Research Experience

My liberal arts education and strong quantitative skill set have allowed me to work on diverse research projects, some of which are highlighted below.

For more information about my research experience including a list of my publications, please review my curriculum vitae.

The Minnesota DNR estimates the size of the state's declining moose population with a traditional sightability model that assumes indpendence across years. Alternatively, my postdoc research at the University of Minnesota explores a model-based (Bayesian) approach that allows information to be shared across years. In addition, we can add spatially-explicit relationships to the model to better understand moose behavior.

Learn more at the Fieberg Lab's website here.

As a PhD student at Auburn University, I studied soil respiration dynamics in longleaf pine forests, which are being restored in the southeastern US. Soil respiration is derived from microbial and root metabolism and is the largest flux of carbon dioxide from forests, thus this research is essential for understanding the overall carbon balance of these important forests.

Soybean rust is an invasive disease that is running rampant in the southeastern United States. I am currently collaborating with researchers from Auburn University Plant Pathology Department on a meta-analysis aimed at determining the efficacy for fungicide treatments to reduce soybean rust severity.

By understanding how to most efficiently use fungicides, I hope that farmers will be able to balance disease control with ecosystem and human health.

Photo credit Mary Delaney

Photo credit Janis Leighton (Flickr)

At Gustavus Adolphus College, my independent Biology Honors research was to create a comprehensive and site-specific tallgrass restoration plan for an 80-acre farm field adjacent to Gustavus' Linneaus Arboretum.

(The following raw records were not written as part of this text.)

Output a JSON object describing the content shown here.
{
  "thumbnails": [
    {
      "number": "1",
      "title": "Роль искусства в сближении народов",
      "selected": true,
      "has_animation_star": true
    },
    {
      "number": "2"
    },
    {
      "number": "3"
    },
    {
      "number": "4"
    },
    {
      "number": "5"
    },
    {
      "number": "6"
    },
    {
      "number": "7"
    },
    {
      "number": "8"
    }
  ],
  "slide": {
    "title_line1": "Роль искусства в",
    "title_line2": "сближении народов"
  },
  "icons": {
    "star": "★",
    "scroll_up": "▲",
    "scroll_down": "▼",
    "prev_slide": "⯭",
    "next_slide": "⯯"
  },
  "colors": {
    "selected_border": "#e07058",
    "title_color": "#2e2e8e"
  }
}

This plan has since been implemented and the prairie is now a teaching and research resource for current students.

Photo Credit: Tom Stokes